Although tail hedging can yield abnormally high returns during crashes under perfect conditions, after factoring years of decay in the absence of crashes, the returns may be much worse than the S&P 500. The crash of 2008 was unique in that most of the losses occurred in just a few months (October and September), and the volatility was very low preceding the crash, but had 2008 crash either never happened or was more protracted (like the 2000-2003 bear market, which took three years to bottom instead of one), the returns using tail hedging would have been far worse.
Part of the appeal of tail hedging, despite worse returns, may have to do with two common cognitive biases: loss aversion (which means that a loss results in asymmetrically more discomfort than the pleasure from a gain) and recency bias (the tendency to overestimate the likelihood of rare events, because of a recent occurrence. The market crash and recession of 2008 is still fresh in people’s minds, but they don’t realize, historically speaking, that such events are very rare).
Often you hear the argument that tail hedging is profitable because stock returns don’t obey the normal distribution and therefore put options are ‘cheap’. This reasoning is wrong because put options have a very steep ‘skew’ that arises from a stochastic volatility model with ‘jumps’, a significantly more complicated model than the normal distribution model that underpins the Black Scholes equation.

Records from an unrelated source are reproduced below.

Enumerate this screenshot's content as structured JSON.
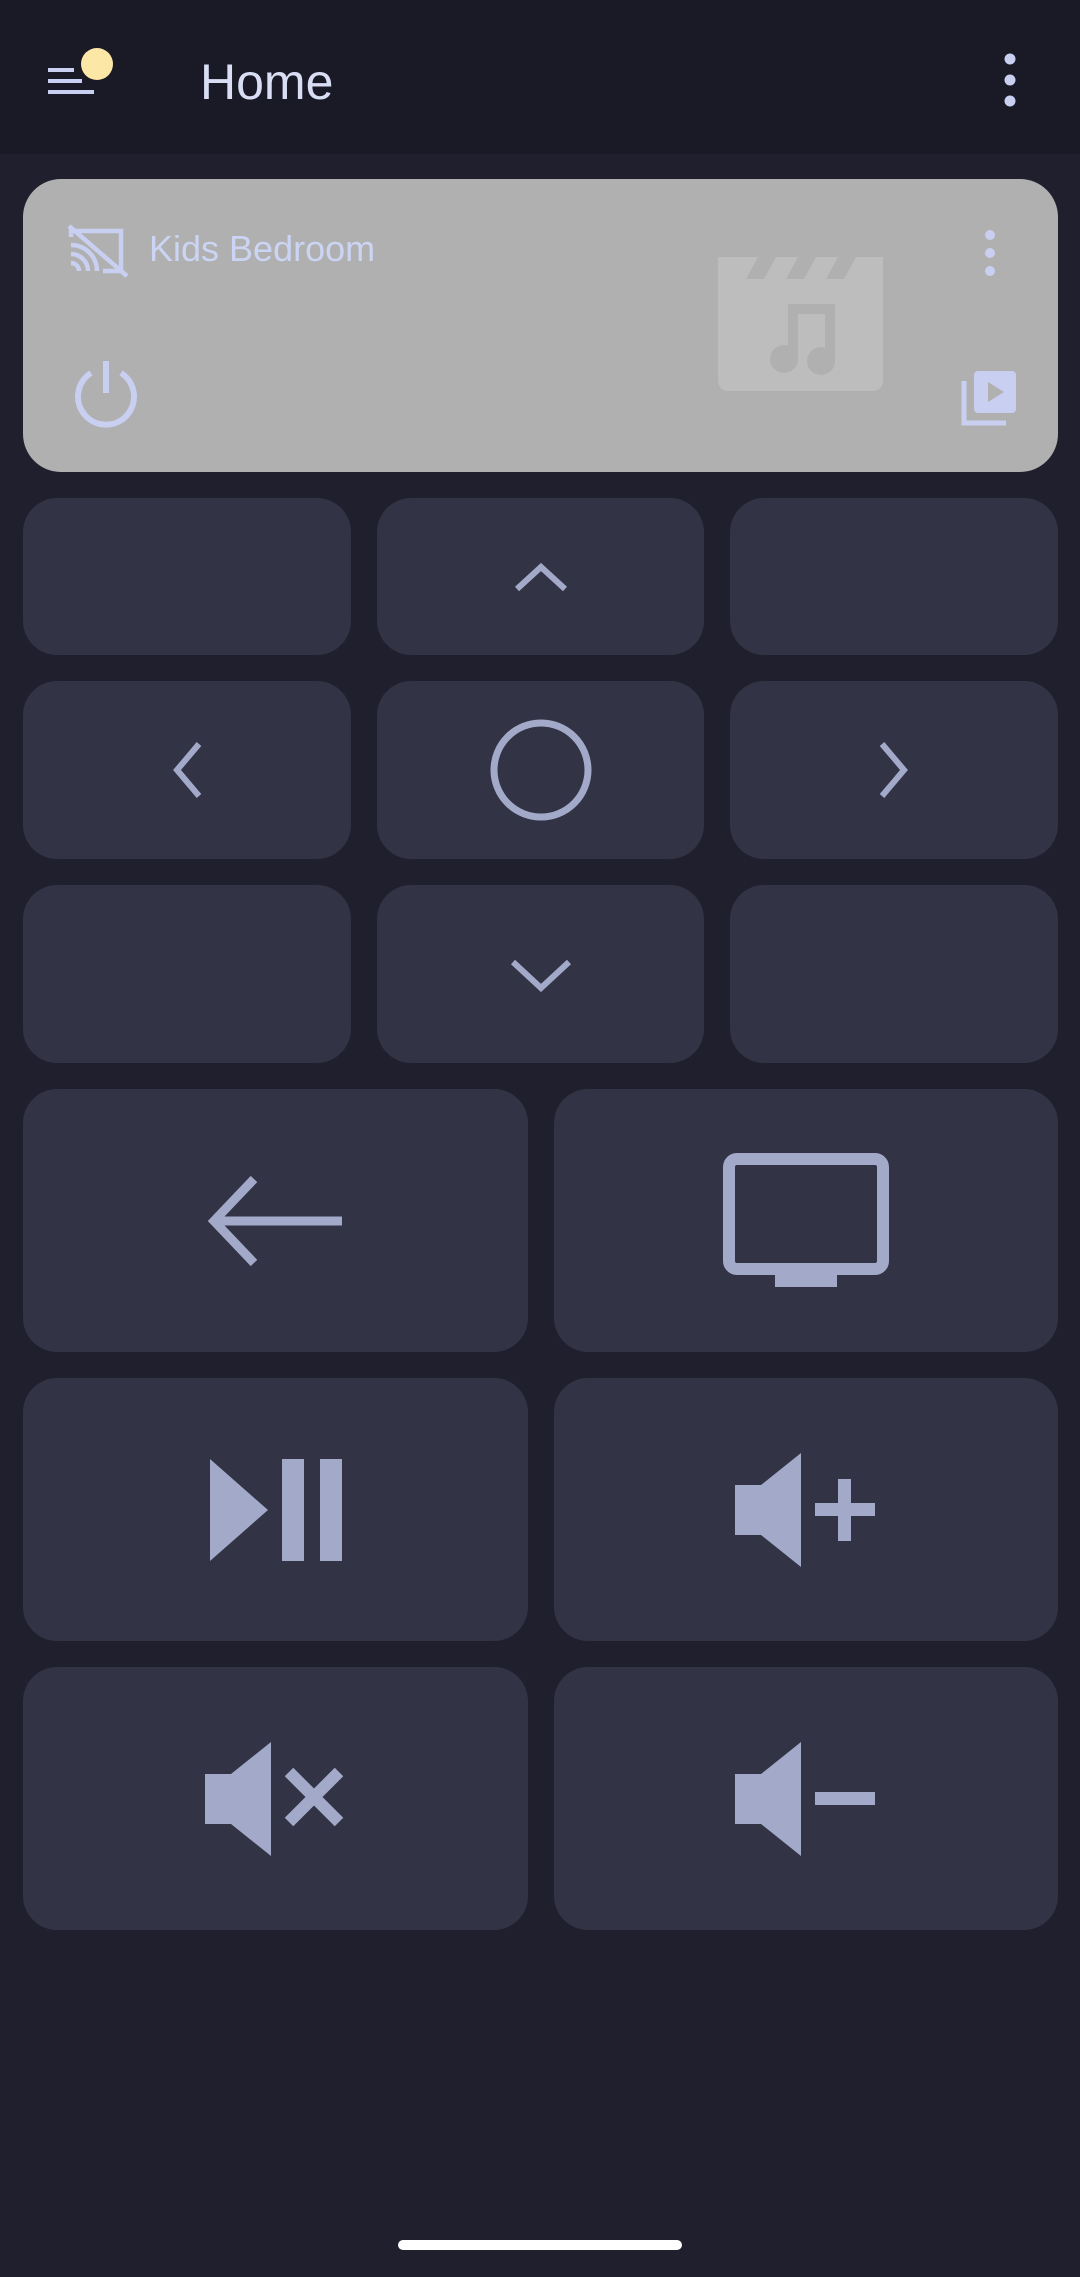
{
  "colors": {
    "background": "#1f1f2d",
    "app_bar": "#1a1a26",
    "card": "#b0b0b0",
    "button": "#323344",
    "icon": "#a3aac9",
    "accent_dot": "#fde7a6",
    "title_text": "#d9def4"
  },
  "header": {
    "title": "Home",
    "menu_icon": "menu-icon",
    "overflow_icon": "more-vert-icon"
  },
  "media_card": {
    "device_name": "Kids Bedroom",
    "cast_icon": "cast-disconnected-icon",
    "menu_icon": "more-vert-icon",
    "artwork_icon": "movie-music-icon",
    "power_icon": "power-icon",
    "playlist_icon": "playlist-play-icon"
  },
  "remote": {
    "dpad": [
      "",
      "arrow-up-icon",
      "",
      "arrow-left-icon",
      "select-circle-icon",
      "arrow-right-icon",
      "",
      "arrow-down-icon",
      ""
    ],
    "controls": [
      "back-arrow-icon",
      "tv-icon",
      "play-pause-icon",
      "volume-up-icon",
      "volume-mute-icon",
      "volume-down-icon"
    ]
  }
}
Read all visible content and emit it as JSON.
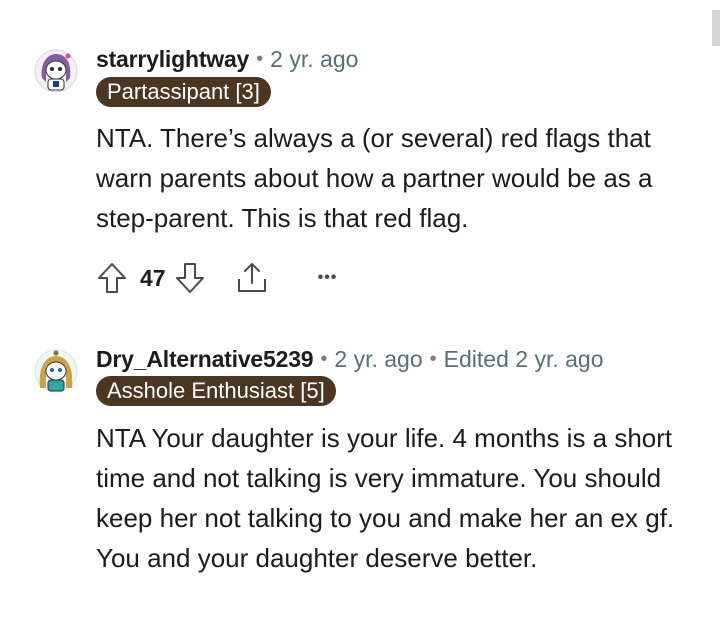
{
  "comments": [
    {
      "username": "starrylightway",
      "age": "2 yr. ago",
      "edited": "",
      "flair": "Partassipant [3]",
      "body": "NTA. There’s always a (or several) red flags that warn parents about how a partner would be as a step-parent. This is that red flag.",
      "score": "47",
      "avatar_icon": "snoo-avatar-icon"
    },
    {
      "username": "Dry_Alternative5239",
      "age": "2 yr. ago",
      "edited": "Edited 2 yr. ago",
      "flair": "Asshole Enthusiast [5]",
      "body": "NTA Your daughter is your life. 4 months is a short time and not talking is very immature. You should keep her not talking to you and make her an ex gf. You and your daughter deserve better.",
      "avatar_icon": "snoo-avatar-icon"
    }
  ],
  "separator": "•",
  "more_label": "•••",
  "colors": {
    "flair_bg": "#4a3621",
    "meta_gray": "#576f76",
    "text": "#1c1c1c"
  },
  "icons": [
    "upvote-icon",
    "downvote-icon",
    "share-icon",
    "more-options-icon"
  ]
}
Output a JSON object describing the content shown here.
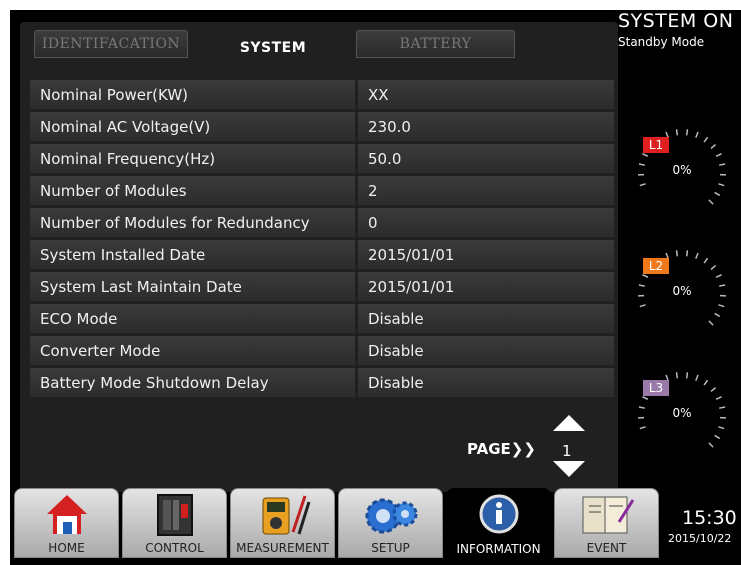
{
  "status": {
    "title": "SYSTEM ON",
    "mode": "Standby Mode"
  },
  "tabs": [
    "IDENTIFACATION",
    "SYSTEM",
    "BATTERY"
  ],
  "rows": [
    {
      "label": "Nominal Power(KW)",
      "value": "XX"
    },
    {
      "label": "Nominal AC Voltage(V)",
      "value": "230.0"
    },
    {
      "label": "Nominal Frequency(Hz)",
      "value": "50.0"
    },
    {
      "label": "Number of Modules",
      "value": "2"
    },
    {
      "label": "Number of Modules for Redundancy",
      "value": "0"
    },
    {
      "label": "System Installed Date",
      "value": "2015/01/01"
    },
    {
      "label": "System Last Maintain Date",
      "value": "2015/01/01"
    },
    {
      "label": "ECO Mode",
      "value": "Disable"
    },
    {
      "label": "Converter Mode",
      "value": "Disable"
    },
    {
      "label": "Battery Mode Shutdown Delay",
      "value": "Disable"
    }
  ],
  "pager": {
    "label": "PAGE",
    "arrows": "❯❯",
    "page": "1"
  },
  "gauges": [
    {
      "badge": "L1",
      "value": "0%",
      "level": 0,
      "color": "#e02020"
    },
    {
      "badge": "L2",
      "value": "0%",
      "level": 0,
      "color": "#f07818"
    },
    {
      "badge": "L3",
      "value": "0%",
      "level": 0,
      "color": "#9a7aa8"
    }
  ],
  "clock": {
    "time": "15:30",
    "date": "2015/10/22"
  },
  "nav": [
    {
      "label": "HOME",
      "icon": "home-icon"
    },
    {
      "label": "CONTROL",
      "icon": "breaker-panel-icon"
    },
    {
      "label": "MEASUREMENT",
      "icon": "multimeter-icon"
    },
    {
      "label": "SETUP",
      "icon": "gears-icon"
    },
    {
      "label": "INFORMATION",
      "icon": "info-icon"
    },
    {
      "label": "EVENT",
      "icon": "event-log-icon"
    }
  ],
  "colors": {
    "tab_active_text": "#ffffff",
    "row_bg": "#333333",
    "screen_bg": "#000000"
  }
}
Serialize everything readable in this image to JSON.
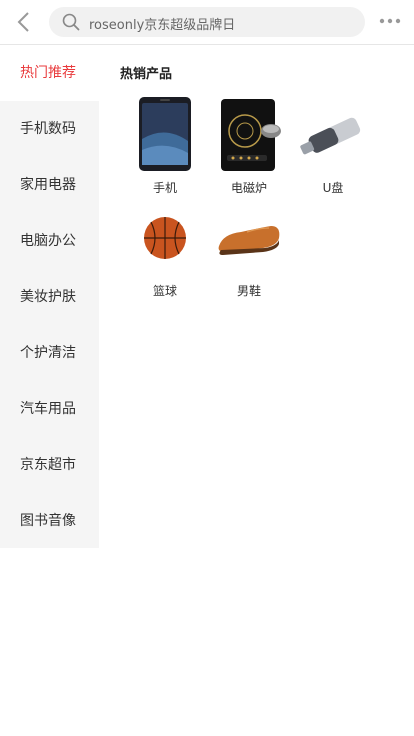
{
  "header": {
    "search_placeholder": "roseonly京东超级品牌日"
  },
  "sidebar": {
    "items": [
      {
        "label": "热门推荐",
        "active": true
      },
      {
        "label": "手机数码"
      },
      {
        "label": "家用电器"
      },
      {
        "label": "电脑办公"
      },
      {
        "label": "美妆护肤"
      },
      {
        "label": "个护清洁"
      },
      {
        "label": "汽车用品"
      },
      {
        "label": "京东超市"
      },
      {
        "label": "图书音像"
      }
    ]
  },
  "main": {
    "section_title": "热销产品",
    "products": [
      {
        "label": "手机"
      },
      {
        "label": "电磁炉"
      },
      {
        "label": "U盘"
      },
      {
        "label": "篮球"
      },
      {
        "label": "男鞋"
      }
    ]
  },
  "icons": {
    "back": "chevron-left-icon",
    "search": "search-icon",
    "more": "more-icon"
  },
  "colors": {
    "accent": "#e93b3d",
    "sidebar_bg": "#f5f5f5",
    "search_bg": "#f1f1f1"
  }
}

The skew is the result of crashes being priced in advanced into the puts, resulting in puts having much higher implied volatilities than predicted by Black Scholes. This is especially so after recent crashes, like I showed in Jan 2016 above. These expensive puts also decay very quickly, often producing rapid losses for anyone who buys them, and only very seldom producing a positive return for buyers. The overwhelming evidence suggests people overpay for put protection, not underpay.